What your sleep tracker is really telling you?
If you wear a sleep tracker to bed, you have access to a mountain of data about your slumber. But, unless you understand the meaning behind the metrics, it can be difficult to translate those numbers into concrete strategies for better sleep.
Here are the most common metrics reported by sleep trackers, and how to use them to improve your slumber.
1. Sleep duration
Both the National Sleep Foundation and the American Academy of Sleep Medicine agree that adults need at least seven hours of sleep per night. To help you determine whether you meet this standard, sleep trackers report on your sleep duration.
To calculate this number, special sensors track your movement and heart rate throughout the night. If you're relatively still with a lower-than-normal resting heart rate, the device concludes you're asleep. If you're active and your resting heart rate remains normal, on the other hand, the device assumes you're awake.
Your sleep tracker is a smart device that learns over time. It benchmarks your norms, helping it to become more accurate as time passes. So, if your heart rate is typically lower than the average adult, your sleep tracker won't automatically assume you're asleep. Instead, it will wait until your heart rate drops from your daytime average.
How to lengthen your sleep
If you get less than seven hours of sleep per night, you may be sleep deprived. To get more shut-eye, follow these tips from the National Institutes of Health:
- Allow enough time for sleep. To get enough sleep, it's important to go to bed at least seven hours before you have to wake up.
- Keep a sleep schedule. If you go to bed at the same time each night, you'll have an easier time falling and staying asleep.
- Adhere to a bedtime routine. Turning off all electronics an hour before bed and practicing relaxation techniques to calm your body and mind can help you sleep. So, consider incorporating them into your bedtime routine.
2. Sleep stages
Most sleep trackers report how much time you spend in each sleep stage. Why? Because some stages affect your sleep quality more than others.
While asleep, our bodies and minds go through several stages of sleep, each with its own characteristics. This happens on repeat throughout the night.
Light sleep refers to stages 1 and 2 of non-REM sleep. During this stage, your muscles begin to relax, your body temperature falls, and your breathing, heart rate and eye movements slow. It's easiest to wake up during this stage, and some movement is not uncommon.
Deep sleep refers to stage 3 of non-REM sleep. In this stage, your body continues to relax. Your heart rate and breathing slow further. It's relatively hard to wake up during this stage.
Getting enough deep sleep helps you feel rested in the morning. Your mind and body perform several essential functions during deep sleep:
- Eliminating toxins from the brain.
- Consolidating new memories.

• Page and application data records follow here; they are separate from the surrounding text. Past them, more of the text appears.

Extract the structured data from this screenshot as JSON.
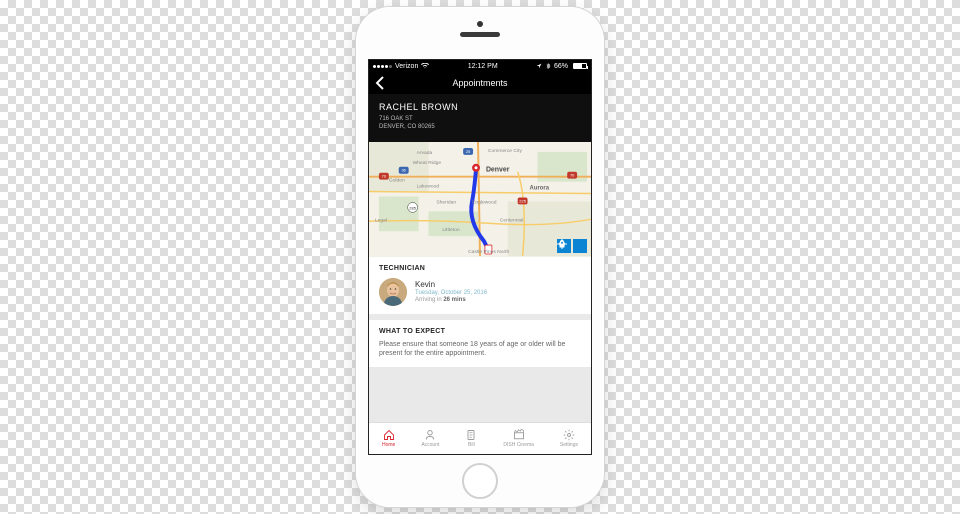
{
  "statusbar": {
    "carrier": "Verizon",
    "time": "12:12 PM",
    "battery": "66%"
  },
  "navbar": {
    "title": "Appointments"
  },
  "customer": {
    "name": "RACHEL BROWN",
    "address1": "716 OAK ST",
    "address2": "DENVER, CO 80265"
  },
  "map": {
    "destination_label": "Denver",
    "nearby_labels": [
      "Arvada",
      "Commerce City",
      "Wheat Ridge",
      "Golden",
      "Lakewood",
      "Aurora",
      "Sheridan",
      "Englewood",
      "Legal",
      "Centennial",
      "Littleton",
      "Castle Pines North"
    ],
    "highway_shields": [
      "25",
      "36",
      "70",
      "70",
      "285",
      "225"
    ]
  },
  "technician": {
    "section_title": "TECHNICIAN",
    "name": "Kevin",
    "date": "Tuesday, October 25, 2016",
    "arrival_prefix": "Arriving in ",
    "arrival_time": "26 mins"
  },
  "expect": {
    "section_title": "WHAT TO EXPECT",
    "body": "Please ensure that someone 18 years of age or older will be present for the entire appointment."
  },
  "tabs": {
    "home": "Home",
    "account": "Account",
    "bill": "Bill",
    "cinema": "DISH Cinema",
    "settings": "Settings"
  }
}
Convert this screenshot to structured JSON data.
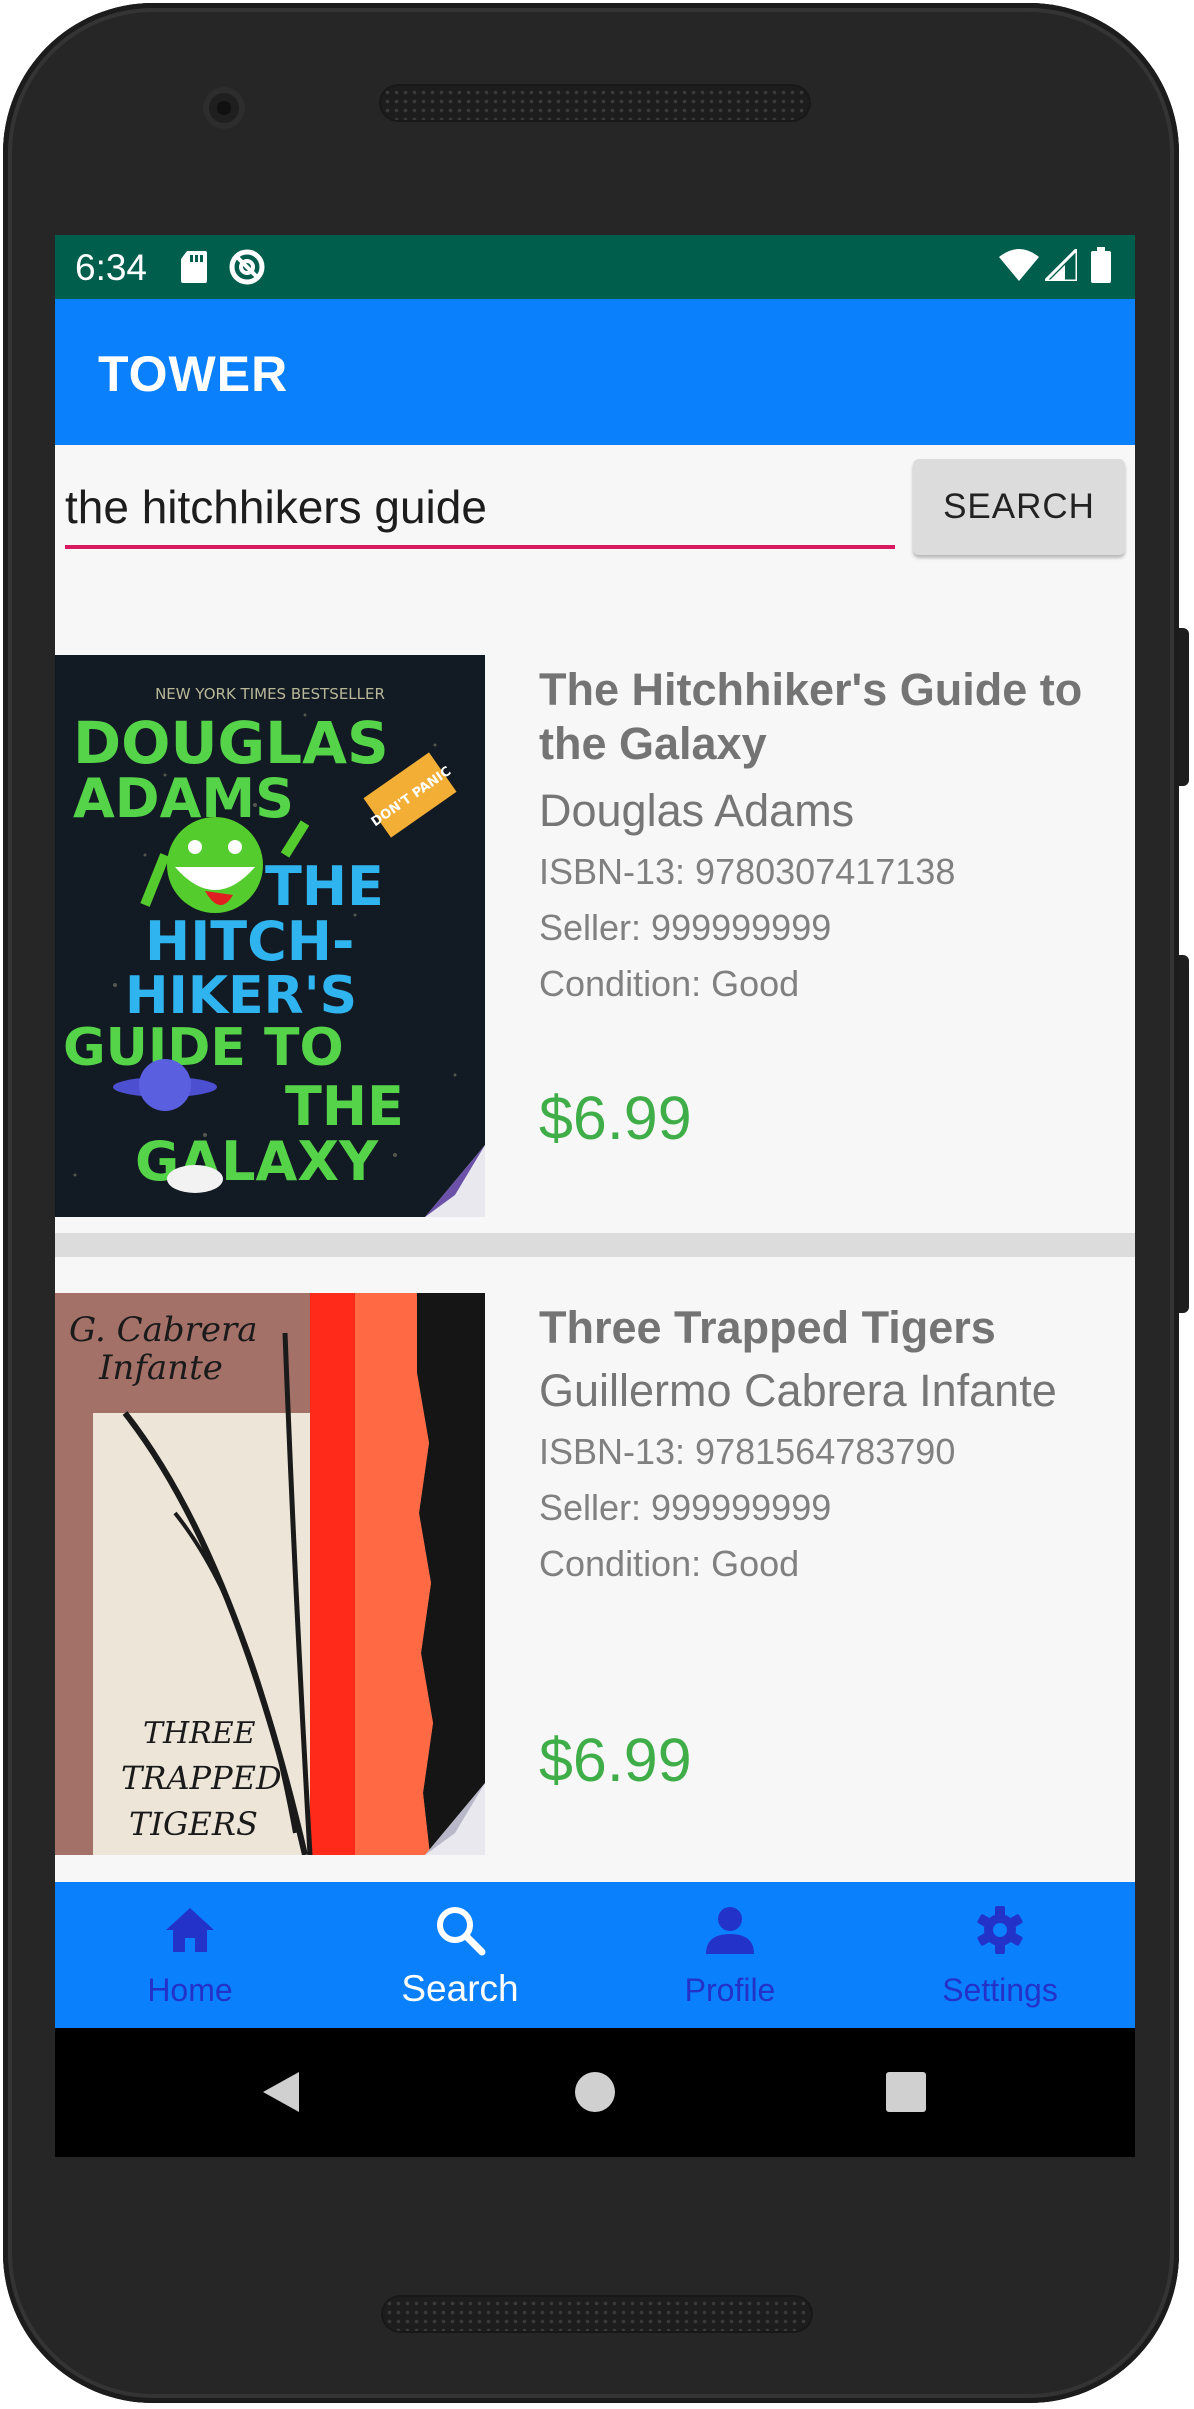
{
  "status_bar": {
    "time": "6:34",
    "icons": [
      "sd-card-icon",
      "sync-disabled-icon",
      "wifi-icon",
      "signal-icon",
      "battery-icon"
    ]
  },
  "app_bar": {
    "title": "TOWER"
  },
  "search": {
    "query": "the hitchhikers guide",
    "button_label": "SEARCH"
  },
  "results": [
    {
      "title": "The Hitchhiker's Guide to the Galaxy",
      "author": "Douglas Adams",
      "isbn": "ISBN-13: 9780307417138",
      "seller": "Seller: 999999999",
      "condition": "Condition: Good",
      "price": "$6.99",
      "cover_text": {
        "tagline": "NEW YORK TIMES BESTSELLER",
        "author_line1": "DOUGLAS",
        "author_line2": "ADAMS",
        "badge": "DON'T PANIC",
        "t1": "THE",
        "t2": "HITCH-",
        "t3": "HIKER'S",
        "t4": "GUIDE TO",
        "t5": "THE",
        "t6": "GALAXY"
      }
    },
    {
      "title": "Three Trapped Tigers",
      "author": "Guillermo Cabrera Infante",
      "isbn": "ISBN-13: 9781564783790",
      "seller": "Seller: 999999999",
      "condition": "Condition: Good",
      "price": "$6.99",
      "cover_text": {
        "author_line1": "G. Cabrera",
        "author_line2": "Infante",
        "t1": "THREE",
        "t2": "TRAPPED",
        "t3": "TIGERS"
      }
    }
  ],
  "bottom_nav": {
    "items": [
      {
        "label": "Home",
        "icon": "home-icon",
        "active": false
      },
      {
        "label": "Search",
        "icon": "search-icon",
        "active": true
      },
      {
        "label": "Profile",
        "icon": "person-icon",
        "active": false
      },
      {
        "label": "Settings",
        "icon": "gear-icon",
        "active": false
      }
    ]
  },
  "system_nav": [
    "back-icon",
    "home-circle-icon",
    "recents-icon"
  ],
  "colors": {
    "status_bar": "#005e4d",
    "app_bar": "#0a80fc",
    "search_underline": "#d81b60",
    "price": "#3fae49",
    "nav_inactive": "#2333c9",
    "nav_active": "#ffffff"
  }
}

- Processing emotions.
- Recovering from physical strain.
- Strengthening your immune system.
REM sleep stands for rapid eye movement. During REM sleep, you sleep more deeply than in other stages, meaning it's very difficult to wake up. This is the stage when you dream. Like the name suggests, your eyes flutter and your breathing becomes sporadic. Fortunately, your muscles are in a state of paralysis, preventing you from moving around.
Sleep trackers can accurately identify sleep stages thanks to special sensors that measure heart rate variability.
How to get more deep sleep
While there's no minimum amount of light sleep to strive for, increasing your deep sleep can offer real health benefits. The American Sleep Association recommends three strategies for getting more deep sleep:
- Sleep longer. The easiest way to get more deep sleep is to sleep for longer periods of time. So, if you currently get six hours of sleep, strive for seven or eight.
- Exercise daily. Research suggests that vigorous exercise, such as running or swimming, leads to more deep sleep. Daily exercise also helps exhaust your body, signaling that it needs rest.
- Get warm. Heating your body throughout the day is shown to increase deep sleep. So, spend time in the sun, get more vigorous exercise, immerse yourself in a sauna or hot tub, take a hot bath before bed, and get cozy under a warm blanket.
3. Sleep quality
Your sleep tracker uses a proprietary algorithm, or set of rules, to make judgments about your sleep quality based on all the things it measures. When you're physically restless throughout the night with many times awake, the device assumes you slept poorly. When you get at least seven hours of undisturbed sleep, it assumes you slept well.
How to get a better quality sleep
If you wake up often or are frequently disturbed while sleeping, you may get a poor quality sleep. To avoid this, try these tips from the National Institutes of Health:
- Avoid stimulating substances before bed. Many substances can interfere with your ability to sleep, even if consumed hours before bedtime. Don't drink coffee after noon or eat large meals within a few hours of bedtime, and avoid consuming alcohol or cigarettes altogether, when possible.
- Control your sleep environment. Research shows that a room that's "quiet, cool, and dark" is most conducive to a good night's sleep. Do your best to limit disturbances by closing your curtains or blinds, keeping the window open, and using earplugs, if necessary.